# Show that ln(e)=1.

1. Nov 8, 2009

### applegatecz

1. The problem statement, all variables and given/known data
Show that ln(e)=1.

2. Relevant equations
ln(x)=antiderivative from 1 to x of dt/t

3. The attempt at a solution
I assume we have to use the fact that e= lim as n->infinity of (1+1/n)^n, and perhaps can apply l'Hopital's rule to transform that limit -- but I'm not sure where to go from there.

2. Nov 8, 2009

### jgens

If $e = \lim_{n \to \infty}(1 + \frac{1}{n})^n$, then we know that $ln(e) = \lim_{n \to \infty}(n)ln(1 + \frac{1}{n})$. Now put this in a form where you can apply L'Hospital's Rule.
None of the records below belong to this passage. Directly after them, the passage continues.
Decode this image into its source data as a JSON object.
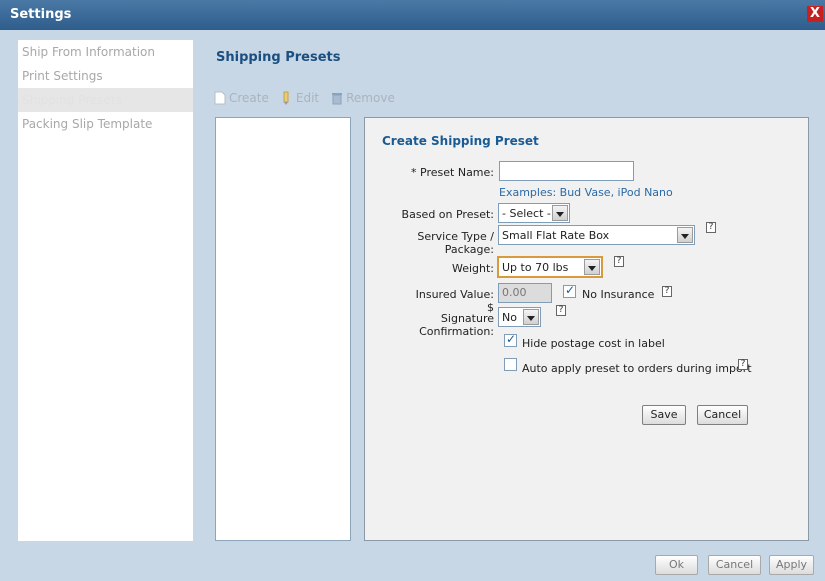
{
  "window": {
    "title": "Settings",
    "close_label": "X"
  },
  "sidebar": {
    "items": [
      {
        "label": "Ship From Information"
      },
      {
        "label": "Print Settings"
      },
      {
        "label": "Shipping Presets"
      },
      {
        "label": "Packing Slip Template"
      }
    ]
  },
  "content": {
    "title": "Shipping Presets",
    "toolbar": {
      "create": "Create",
      "edit": "Edit",
      "remove": "Remove"
    }
  },
  "form": {
    "title": "Create Shipping Preset",
    "preset_name_label": "* Preset Name:",
    "preset_name_value": "",
    "preset_name_hint": "Examples: Bud Vase, iPod Nano",
    "based_on_label": "Based on Preset:",
    "based_on_value": "- Select -",
    "service_label": "Service Type / Package:",
    "service_value": "Small Flat Rate Box",
    "weight_label": "Weight:",
    "weight_value": "Up to 70 lbs",
    "insured_label": "Insured Value: $",
    "insured_value": "0.00",
    "no_insurance_label": "No Insurance",
    "signature_label": "Signature Confirmation:",
    "signature_value": "No",
    "hide_postage_label": "Hide postage cost in label",
    "auto_apply_label": "Auto apply preset to orders during import",
    "help_glyph": "?",
    "save": "Save",
    "cancel": "Cancel"
  },
  "footer": {
    "ok": "Ok",
    "cancel": "Cancel",
    "apply": "Apply"
  }
}
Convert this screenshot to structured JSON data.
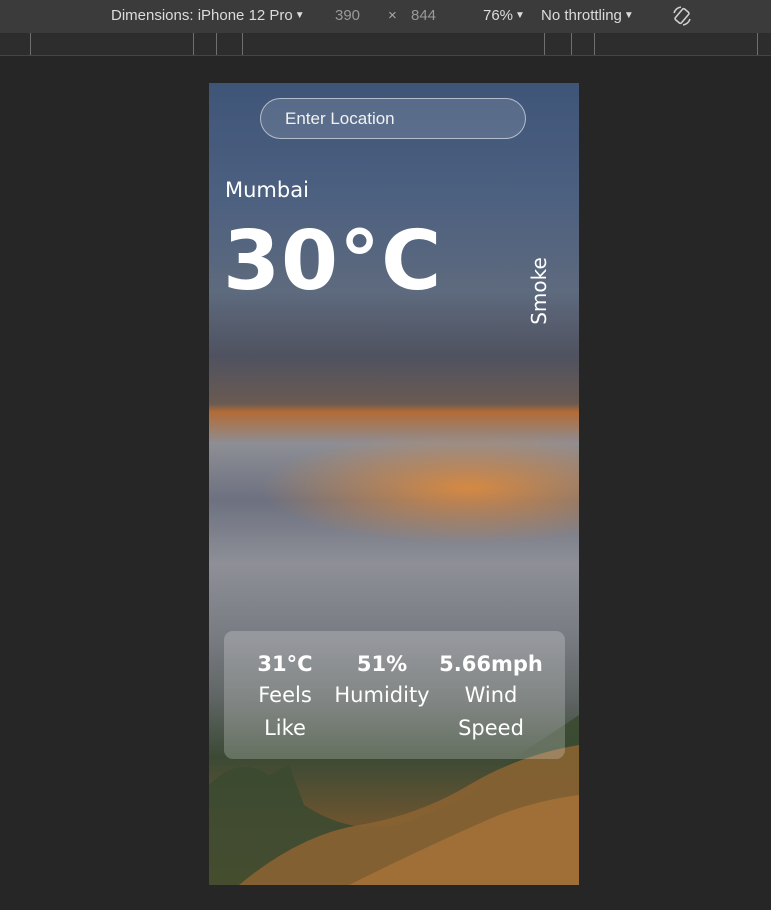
{
  "devtools": {
    "dimensions_label": "Dimensions: iPhone 12 Pro",
    "width": "390",
    "times": "×",
    "height": "844",
    "zoom": "76%",
    "throttling": "No throttling"
  },
  "search": {
    "placeholder": "Enter Location"
  },
  "weather": {
    "city": "Mumbai",
    "temperature": "30°C",
    "description": "Smoke"
  },
  "stats": [
    {
      "value": "31°C",
      "label_line1": "Feels",
      "label_line2": "Like"
    },
    {
      "value": "51%",
      "label_line1": "Humidity",
      "label_line2": ""
    },
    {
      "value": "5.66mph",
      "label_line1": "Wind",
      "label_line2": "Speed"
    }
  ]
}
3. Nov 8, 2009

### applegatecz

Ah, I see! Thank you.